If you or a family member comes down with the flu despite these precautions, keep in mind the flu spreads primarily through droplets from a sick person when they cough, sneeze, or talk. With that in mind, the CDC offers the following guidelines to help control the spread of the disease:
- Stay home and keep your distance. Infected droplets from a sick person’s nose or mouth can travel up to six feet and land in the noses and mouths of people nearby, exposing them to the illness.
- Wait until you are fever free – without medications – for at least 24 hours before returning to school, work, or normal activities.
- Cover your nose and mouth with a tissue, your sleeve, or your elbow when you cough or sneeze. Dispose of the tissue and clean your hands with soap or a sanitizer with 60 percent alcohol.

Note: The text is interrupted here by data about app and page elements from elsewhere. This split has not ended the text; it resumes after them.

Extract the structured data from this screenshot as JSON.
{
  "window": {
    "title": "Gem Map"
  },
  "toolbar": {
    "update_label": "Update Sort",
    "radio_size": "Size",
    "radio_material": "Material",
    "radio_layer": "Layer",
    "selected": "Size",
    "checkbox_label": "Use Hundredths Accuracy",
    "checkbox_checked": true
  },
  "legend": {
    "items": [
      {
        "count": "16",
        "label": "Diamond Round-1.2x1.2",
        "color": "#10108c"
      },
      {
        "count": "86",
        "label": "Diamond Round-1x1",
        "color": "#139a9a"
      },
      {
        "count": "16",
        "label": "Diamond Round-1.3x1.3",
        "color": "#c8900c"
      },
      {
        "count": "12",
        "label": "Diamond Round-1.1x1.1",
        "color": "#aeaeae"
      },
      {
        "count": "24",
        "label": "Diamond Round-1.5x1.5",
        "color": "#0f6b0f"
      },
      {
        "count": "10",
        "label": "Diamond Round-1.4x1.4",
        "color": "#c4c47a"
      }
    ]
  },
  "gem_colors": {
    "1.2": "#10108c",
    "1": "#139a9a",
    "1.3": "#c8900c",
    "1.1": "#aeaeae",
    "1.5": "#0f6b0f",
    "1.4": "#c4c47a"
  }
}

There is no such thing as a foolproof flu protection plan, says Isaacson, but frequent hand-washing and conscientious cleaning practices at home, work, and in the community are precautions everyone can practice to help keep them and their loved ones healthy. For more flu statistics and tips on how to help prevent the spread of the flu virus, please visit https://www.cdc.gov/flu.